■ **Directions**
In this exercise, reproduce all the entries that follow exactly.
<<<<
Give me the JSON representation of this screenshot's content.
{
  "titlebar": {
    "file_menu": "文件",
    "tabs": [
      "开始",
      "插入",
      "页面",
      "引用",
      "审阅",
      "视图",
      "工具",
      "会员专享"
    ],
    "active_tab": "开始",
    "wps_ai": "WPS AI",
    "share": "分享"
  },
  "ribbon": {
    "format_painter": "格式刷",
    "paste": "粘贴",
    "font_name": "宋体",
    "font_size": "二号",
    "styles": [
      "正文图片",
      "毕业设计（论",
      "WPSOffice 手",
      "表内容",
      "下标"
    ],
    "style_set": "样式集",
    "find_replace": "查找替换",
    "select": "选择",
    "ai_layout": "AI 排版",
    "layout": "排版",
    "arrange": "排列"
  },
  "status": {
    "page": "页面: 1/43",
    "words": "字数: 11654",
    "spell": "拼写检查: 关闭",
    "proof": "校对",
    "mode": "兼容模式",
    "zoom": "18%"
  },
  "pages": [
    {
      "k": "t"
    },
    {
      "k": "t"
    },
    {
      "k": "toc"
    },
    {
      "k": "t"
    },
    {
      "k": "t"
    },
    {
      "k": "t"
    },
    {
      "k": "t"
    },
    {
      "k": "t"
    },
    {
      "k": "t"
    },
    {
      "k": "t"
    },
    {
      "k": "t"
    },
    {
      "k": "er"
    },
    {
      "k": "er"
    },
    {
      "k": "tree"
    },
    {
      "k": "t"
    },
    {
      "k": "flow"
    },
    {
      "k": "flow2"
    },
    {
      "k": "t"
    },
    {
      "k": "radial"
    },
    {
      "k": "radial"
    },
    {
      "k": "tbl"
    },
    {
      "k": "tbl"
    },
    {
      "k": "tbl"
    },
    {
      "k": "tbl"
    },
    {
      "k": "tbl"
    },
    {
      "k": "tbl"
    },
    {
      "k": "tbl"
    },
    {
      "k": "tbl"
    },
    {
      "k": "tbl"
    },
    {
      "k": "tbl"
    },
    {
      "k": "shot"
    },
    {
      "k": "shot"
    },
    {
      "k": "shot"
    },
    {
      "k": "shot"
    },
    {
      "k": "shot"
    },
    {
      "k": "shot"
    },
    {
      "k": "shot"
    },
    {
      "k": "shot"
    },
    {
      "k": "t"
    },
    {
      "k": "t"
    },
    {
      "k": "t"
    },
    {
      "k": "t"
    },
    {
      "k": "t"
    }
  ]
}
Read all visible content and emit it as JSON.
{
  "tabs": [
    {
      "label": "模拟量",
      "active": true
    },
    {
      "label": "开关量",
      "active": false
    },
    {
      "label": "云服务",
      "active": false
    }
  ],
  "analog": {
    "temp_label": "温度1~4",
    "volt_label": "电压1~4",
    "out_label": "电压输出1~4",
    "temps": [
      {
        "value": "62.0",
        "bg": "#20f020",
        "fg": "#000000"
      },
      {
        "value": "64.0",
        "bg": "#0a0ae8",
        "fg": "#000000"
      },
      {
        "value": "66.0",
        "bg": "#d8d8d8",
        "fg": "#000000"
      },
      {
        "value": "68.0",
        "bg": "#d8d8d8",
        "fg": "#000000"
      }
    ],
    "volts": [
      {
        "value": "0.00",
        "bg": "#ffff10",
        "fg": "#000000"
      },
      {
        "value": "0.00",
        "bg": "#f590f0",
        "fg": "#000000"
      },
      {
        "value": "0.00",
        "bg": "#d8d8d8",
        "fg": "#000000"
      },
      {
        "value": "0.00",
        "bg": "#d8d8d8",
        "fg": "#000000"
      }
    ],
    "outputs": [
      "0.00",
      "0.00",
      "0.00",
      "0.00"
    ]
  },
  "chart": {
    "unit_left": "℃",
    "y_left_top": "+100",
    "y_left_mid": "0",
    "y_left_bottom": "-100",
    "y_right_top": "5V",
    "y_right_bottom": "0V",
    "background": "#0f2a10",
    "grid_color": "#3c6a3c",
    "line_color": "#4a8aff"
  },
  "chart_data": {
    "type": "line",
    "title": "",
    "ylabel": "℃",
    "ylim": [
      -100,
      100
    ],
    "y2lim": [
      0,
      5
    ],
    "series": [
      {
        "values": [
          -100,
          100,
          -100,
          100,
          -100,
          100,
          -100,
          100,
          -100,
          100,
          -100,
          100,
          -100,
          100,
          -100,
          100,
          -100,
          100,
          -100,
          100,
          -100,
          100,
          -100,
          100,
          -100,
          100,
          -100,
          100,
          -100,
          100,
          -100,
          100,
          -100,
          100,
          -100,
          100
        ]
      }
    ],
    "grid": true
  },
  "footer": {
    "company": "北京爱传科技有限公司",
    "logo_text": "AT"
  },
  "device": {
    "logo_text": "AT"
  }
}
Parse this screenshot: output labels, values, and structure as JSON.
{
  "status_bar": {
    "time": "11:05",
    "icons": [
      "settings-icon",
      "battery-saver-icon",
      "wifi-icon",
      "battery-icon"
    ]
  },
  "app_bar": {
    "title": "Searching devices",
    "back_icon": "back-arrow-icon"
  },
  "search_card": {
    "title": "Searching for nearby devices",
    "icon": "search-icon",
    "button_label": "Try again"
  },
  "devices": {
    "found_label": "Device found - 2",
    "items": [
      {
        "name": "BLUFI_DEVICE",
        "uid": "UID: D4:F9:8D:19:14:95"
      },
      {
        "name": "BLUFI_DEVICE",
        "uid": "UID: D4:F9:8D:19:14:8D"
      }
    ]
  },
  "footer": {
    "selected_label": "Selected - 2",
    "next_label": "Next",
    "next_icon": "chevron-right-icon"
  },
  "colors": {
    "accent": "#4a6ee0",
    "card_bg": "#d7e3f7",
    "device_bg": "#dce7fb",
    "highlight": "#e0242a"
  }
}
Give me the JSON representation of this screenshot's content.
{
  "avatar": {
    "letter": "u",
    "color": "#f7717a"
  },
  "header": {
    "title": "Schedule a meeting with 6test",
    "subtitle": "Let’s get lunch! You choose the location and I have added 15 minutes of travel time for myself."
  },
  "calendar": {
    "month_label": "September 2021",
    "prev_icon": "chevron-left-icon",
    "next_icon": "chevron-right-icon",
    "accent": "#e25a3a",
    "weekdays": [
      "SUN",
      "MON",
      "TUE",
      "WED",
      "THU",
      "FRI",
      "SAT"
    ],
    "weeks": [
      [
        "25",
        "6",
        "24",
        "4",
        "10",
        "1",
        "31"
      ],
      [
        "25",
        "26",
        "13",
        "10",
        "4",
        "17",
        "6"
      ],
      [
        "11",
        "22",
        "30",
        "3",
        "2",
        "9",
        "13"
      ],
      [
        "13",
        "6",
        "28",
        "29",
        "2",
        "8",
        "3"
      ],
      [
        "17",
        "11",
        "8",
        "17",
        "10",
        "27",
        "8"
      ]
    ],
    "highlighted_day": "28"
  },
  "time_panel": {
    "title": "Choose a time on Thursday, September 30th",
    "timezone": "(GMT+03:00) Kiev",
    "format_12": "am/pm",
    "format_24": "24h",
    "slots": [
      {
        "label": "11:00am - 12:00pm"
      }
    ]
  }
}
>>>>
■ **Written solution**
Give me the JSON representation of this screenshot's content.
{
  "titlebar": {
    "file_menu": "文件",
    "tabs": [
      "开始",
      "插入",
      "页面",
      "引用",
      "审阅",
      "视图",
      "工具",
      "会员专享"
    ],
    "active_tab": "开始",
    "wps_ai": "WPS AI",
    "share": "分享"
  },
  "ribbon": {
    "format_painter": "格式刷",
    "paste": "粘贴",
    "font_name": "宋体",
    "font_size": "二号",
    "styles": [
      "正文图片",
      "毕业设计（论",
      "WPSOffice 手",
      "表内容",
      "下标"
    ],
    "style_set": "样式集",
    "find_replace": "查找替换",
    "select": "选择",
    "ai_layout": "AI 排版",
    "layout": "排版",
    "arrange": "排列"
  },
  "status": {
    "page": "页面: 1/43",
    "words": "字数: 11654",
    "spell": "拼写检查: 关闭",
    "proof": "校对",
    "mode": "兼容模式",
    "zoom": "18%"
  },
  "pages": [
    {
      "k": "t"
    },
    {
      "k": "t"
    },
    {
      "k": "toc"
    },
    {
      "k": "t"
    },
    {
      "k": "t"
    },
    {
      "k": "t"
    },
    {
      "k": "t"
    },
    {
      "k": "t"
    },
    {
      "k": "t"
    },
    {
      "k": "t"
    },
    {
      "k": "t"
    },
    {
      "k": "er"
    },
    {
      "k": "er"
    },
    {
      "k": "tree"
    },
    {
      "k": "t"
    },
    {
      "k": "flow"
    },
    {
      "k": "flow2"
    },
    {
      "k": "t"
    },
    {
      "k": "radial"
    },
    {
      "k": "radial"
    },
    {
      "k": "tbl"
    },
    {
      "k": "tbl"
    },
    {
      "k": "tbl"
    },
    {
      "k": "tbl"
    },
    {
      "k": "tbl"
    },
    {
      "k": "tbl"
    },
    {
      "k": "tbl"
    },
    {
      "k": "tbl"
    },
    {
      "k": "tbl"
    },
    {
      "k": "tbl"
    },
    {
      "k": "shot"
    },
    {
      "k": "shot"
    },
    {
      "k": "shot"
    },
    {
      "k": "shot"
    },
    {
      "k": "shot"
    },
    {
      "k": "shot"
    },
    {
      "k": "shot"
    },
    {
      "k": "shot"
    },
    {
      "k": "t"
    },
    {
      "k": "t"
    },
    {
      "k": "t"
    },
    {
      "k": "t"
    },
    {
      "k": "t"
    }
  ]
}
Read all visible content and emit it as JSON.
{
  "tabs": [
    {
      "label": "模拟量",
      "active": true
    },
    {
      "label": "开关量",
      "active": false
    },
    {
      "label": "云服务",
      "active": false
    }
  ],
  "analog": {
    "temp_label": "温度1~4",
    "volt_label": "电压1~4",
    "out_label": "电压输出1~4",
    "temps": [
      {
        "value": "62.0",
        "bg": "#20f020",
        "fg": "#000000"
      },
      {
        "value": "64.0",
        "bg": "#0a0ae8",
        "fg": "#000000"
      },
      {
        "value": "66.0",
        "bg": "#d8d8d8",
        "fg": "#000000"
      },
      {
        "value": "68.0",
        "bg": "#d8d8d8",
        "fg": "#000000"
      }
    ],
    "volts": [
      {
        "value": "0.00",
        "bg": "#ffff10",
        "fg": "#000000"
      },
      {
        "value": "0.00",
        "bg": "#f590f0",
        "fg": "#000000"
      },
      {
        "value": "0.00",
        "bg": "#d8d8d8",
        "fg": "#000000"
      },
      {
        "value": "0.00",
        "bg": "#d8d8d8",
        "fg": "#000000"
      }
    ],
    "outputs": [
      "0.00",
      "0.00",
      "0.00",
      "0.00"
    ]
  },
  "chart": {
    "unit_left": "℃",
    "y_left_top": "+100",
    "y_left_mid": "0",
    "y_left_bottom": "-100",
    "y_right_top": "5V",
    "y_right_bottom": "0V",
    "background": "#0f2a10",
    "grid_color": "#3c6a3c",
    "line_color": "#4a8aff"
  },
  "chart_data": {
    "type": "line",
    "title": "",
    "ylabel": "℃",
    "ylim": [
      -100,
      100
    ],
    "y2lim": [
      0,
      5
    ],
    "series": [
      {
        "values": [
          -100,
          100,
          -100,
          100,
          -100,
          100,
          -100,
          100,
          -100,
          100,
          -100,
          100,
          -100,
          100,
          -100,
          100,
          -100,
          100,
          -100,
          100,
          -100,
          100,
          -100,
          100,
          -100,
          100,
          -100,
          100,
          -100,
          100,
          -100,
          100,
          -100,
          100,
          -100,
          100
        ]
      }
    ],
    "grid": true
  },
  "footer": {
    "company": "北京爱传科技有限公司",
    "logo_text": "AT"
  },
  "device": {
    "logo_text": "AT"
  }
}
Parse this screenshot: output labels, values, and structure as JSON.
{
  "status_bar": {
    "time": "11:05",
    "icons": [
      "settings-icon",
      "battery-saver-icon",
      "wifi-icon",
      "battery-icon"
    ]
  },
  "app_bar": {
    "title": "Searching devices",
    "back_icon": "back-arrow-icon"
  },
  "search_card": {
    "title": "Searching for nearby devices",
    "icon": "search-icon",
    "button_label": "Try again"
  },
  "devices": {
    "found_label": "Device found - 2",
    "items": [
      {
        "name": "BLUFI_DEVICE",
        "uid": "UID: D4:F9:8D:19:14:95"
      },
      {
        "name": "BLUFI_DEVICE",
        "uid": "UID: D4:F9:8D:19:14:8D"
      }
    ]
  },
  "footer": {
    "selected_label": "Selected - 2",
    "next_label": "Next",
    "next_icon": "chevron-right-icon"
  },
  "colors": {
    "accent": "#4a6ee0",
    "card_bg": "#d7e3f7",
    "device_bg": "#dce7fb",
    "highlight": "#e0242a"
  }
}
Give me the JSON representation of this screenshot's content.
{
  "avatar": {
    "letter": "u",
    "color": "#f7717a"
  },
  "header": {
    "title": "Schedule a meeting with 6test",
    "subtitle": "Let’s get lunch! You choose the location and I have added 15 minutes of travel time for myself."
  },
  "calendar": {
    "month_label": "September 2021",
    "prev_icon": "chevron-left-icon",
    "next_icon": "chevron-right-icon",
    "accent": "#e25a3a",
    "weekdays": [
      "SUN",
      "MON",
      "TUE",
      "WED",
      "THU",
      "FRI",
      "SAT"
    ],
    "weeks": [
      [
        "25",
        "6",
        "24",
        "4",
        "10",
        "1",
        "31"
      ],
      [
        "25",
        "26",
        "13",
        "10",
        "4",
        "17",
        "6"
      ],
      [
        "11",
        "22",
        "30",
        "3",
        "2",
        "9",
        "13"
      ],
      [
        "13",
        "6",
        "28",
        "29",
        "2",
        "8",
        "3"
      ],
      [
        "17",
        "11",
        "8",
        "17",
        "10",
        "27",
        "8"
      ]
    ],
    "highlighted_day": "28"
  },
  "time_panel": {
    "title": "Choose a time on Thursday, September 30th",
    "timezone": "(GMT+03:00) Kiev",
    "format_12": "am/pm",
    "format_24": "24h",
    "slots": [
      {
        "label": "11:00am - 12:00pm"
      }
    ]
  }
}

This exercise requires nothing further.